When three outlaws appear on the horizon, with horses and weapons outlined in the crimson sunset, it's usually time to get out of Dodge. At the Cylance research lab it’s merely time to round up the bandits and dismantle them down to their machine code. This week, Cylance investigates three unique malware variants found travelling together. The members of this dubious malware triad include:
- A deceptive document loaded with malicious macros
- Smoke Loader, a popular malware downloader
- Trickbot, an information stealing banking Trojan
Can this rag-tag malware gang prove more effective than the infamous solo threats which dominated headlines in 2017? Our research team answers this and other questions in our triple threat breakdown.
VIDEO: Cylance vs. Smoke Loader Triple Threat
Smoke Loader Analyzed
Cylance Threat Research describes the three malware components in greater detail within this week’s Threat Spotlight blog.
The attack begins with an attachment posing as an invoice from a legitimate private company. When the file is opened the reader is presented with a document containing the following image:
Figure 1: Malicious document prompts user to enable macros, allowing it to begin operations
A savvy observer will notice both the invoice and the warning are a picture pasted within the document. The MS Word warning is not actually triggered when the file is opened. Less observant users may be fooled into enabling macros by the fake warning, a move that brings dire consequences.
The document hides sixteen separate, malicious macros:
These macros invoke various PowerShell instructions, including one which saves a randomly named .BAT file in the %temp% folder. Successful execution of the macros and PowerShell instructions results in Smoke Loader malware being dropped on the target system.
Smoke Loader attempts to load all plugin DLLs present on the local disk:
Figure 2: Smoke Loader on a DLL running rampage
Smoke Loader also uses GetShellWindow->GetWindowThreadProcessId->NtOpenProcess to inject itself into processes and propagate. If successful, Smoke Loader will remain undetectable to common iteration processes:
Fig 3: Smoke Loader will remain undetectable to common iteration processes
Smoke Loader can download many kinds of malware. In our tests it chose the banking Trojan, Trickbot.
Although Smoke Loader and Trickbot perform separate functions, we were able to learn some information from their similarities. In this case both files shared the same structure:
Figure 4: Smoke Loader and Trickbot, twin threats with identical structures - what does it mean?
Further investigation revealed the twin file structures are a result of both threats undergoing the same encryption method.
When executed, Trickbot attempts to inject itself into the taskeng.exe process:
Figure 5: Trickbot injecting into taskeng.exe
It also copies itself into the %Roaming%\NetDefender folder:
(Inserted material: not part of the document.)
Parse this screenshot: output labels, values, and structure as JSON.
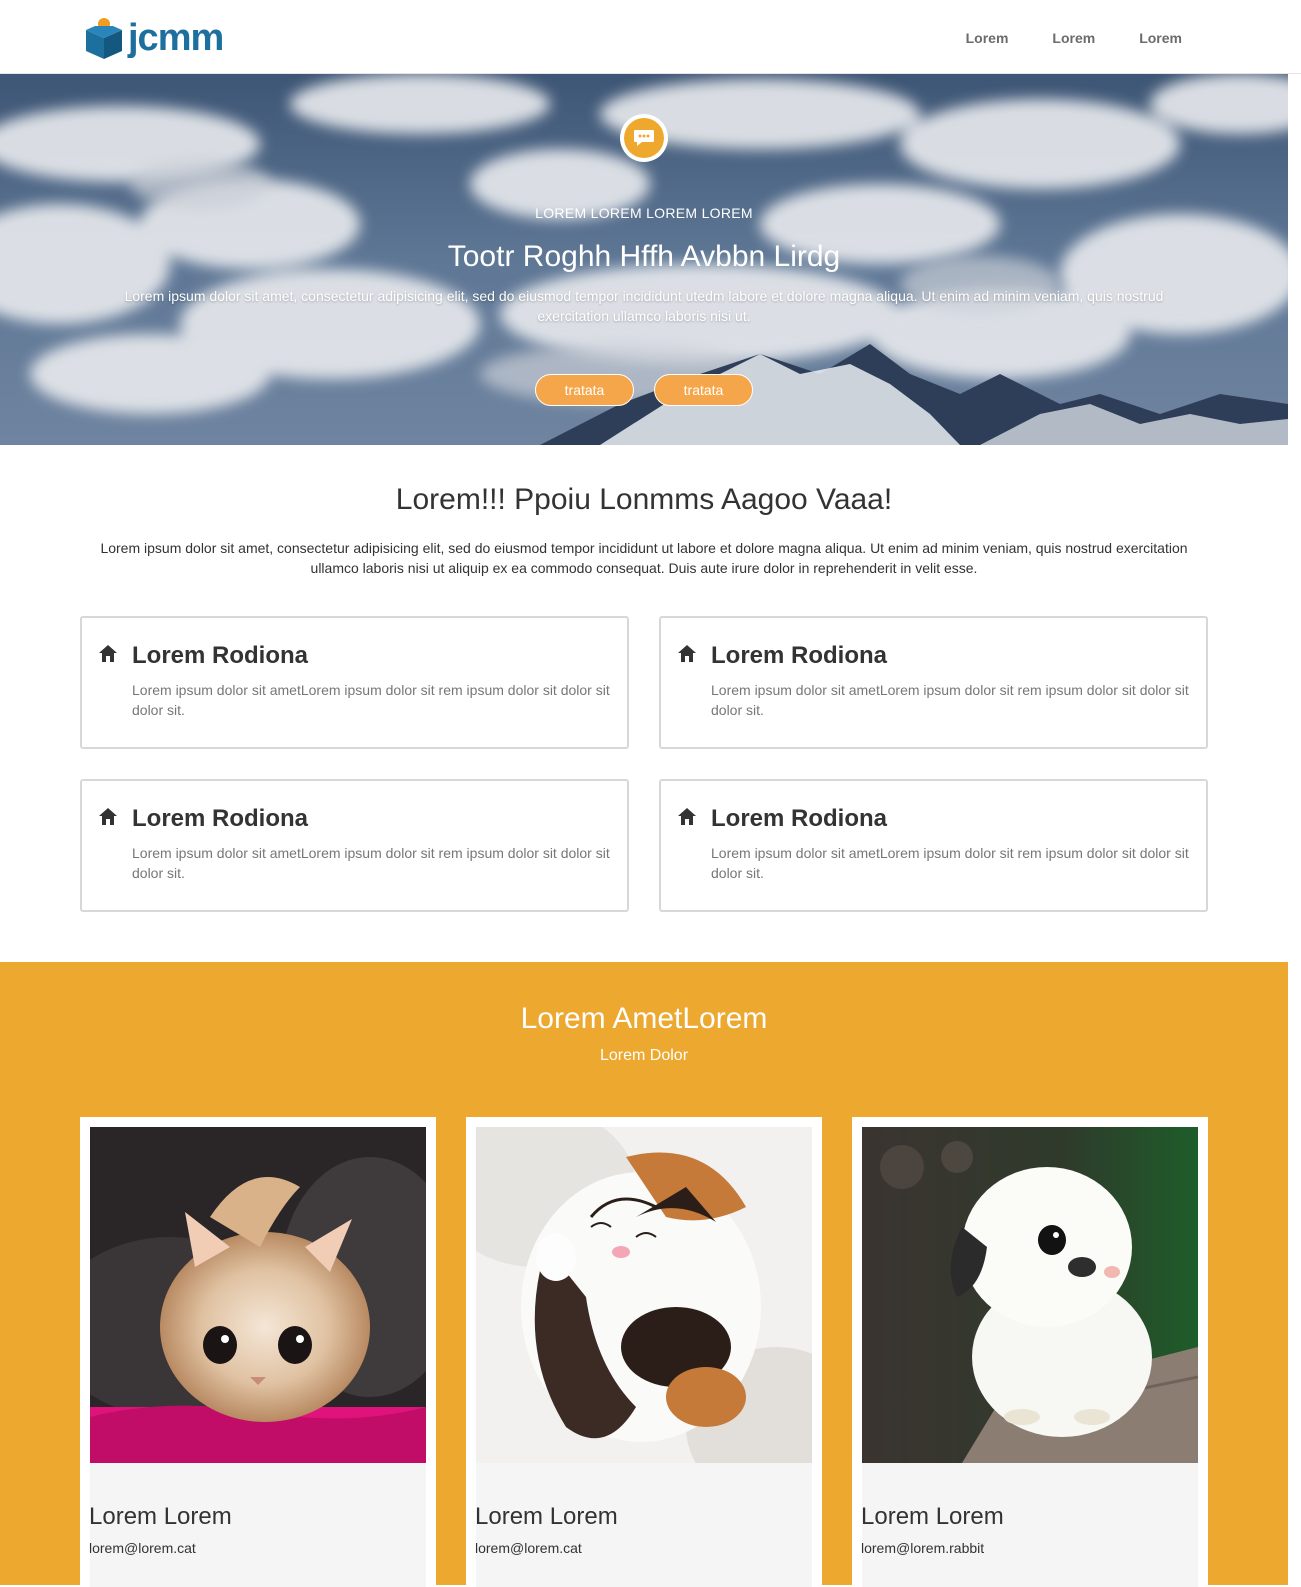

Fig 6: Trickbot copying itself into the %Roaming%\NetDefender folder
Trickbot attempts to establish communication with nearly two dozen command and control (C2) servers. During testing it was only successful in reaching one - 185[.]174[.]174[.]72:
Figure 7: Trickbot reaches out to multiple C2 servers
Trickbot sends any sensitive information it has discovered (usually banking credentials) to the C2 once a connection is established:
Figure 8: Trickbot preps data for exfiltration
Why is Smoke Loader Important and Why Should I Be Concerned?
Smoke Loader is engineered to drop additional malware on a host system. As such, there is no limit (within the realm of malware) to the ills it can visit upon an organization’s infrastructure. It is a modular malware, meaning it can receive new execution instructions from C2 servers and download additional modules for expanded functionality.
Despite being first identified in 2011, Smoke Loader is actively used by modern threat groups. Any malware still providing returns seven years after its first appearance should concern us all.
Cylance Stops Smoke Loader (and Trickbot, and Malicious Documents)
This dangerous combination of threats highlights the critical role of predictive security solutions like CylancePROTECT®. Building new defenses on top of old ones, an approach used by traditional security solutions, is entering an arms race one cannot win.
Each new layer of cyber defense slows overall system performance. When new threats emerge, new layers are added. After a few iterations of this process system hardware is overburdened while the appearance of new threats continues unimpeded.
Lightweight, AI-driven solutions like CylancePROTECT train mathematical models on hundreds of millions of files to identify threats at the DNA level. The ability to profile, predict, and prevent threats without relying on unique file signatures means Cylance handles three threats as easily as one.
Cylance identifies and stops malicious code before it executes. This allows Cylance to protect your business from known, unknown, new, and zero-day threats, whether they travel alone or in packs.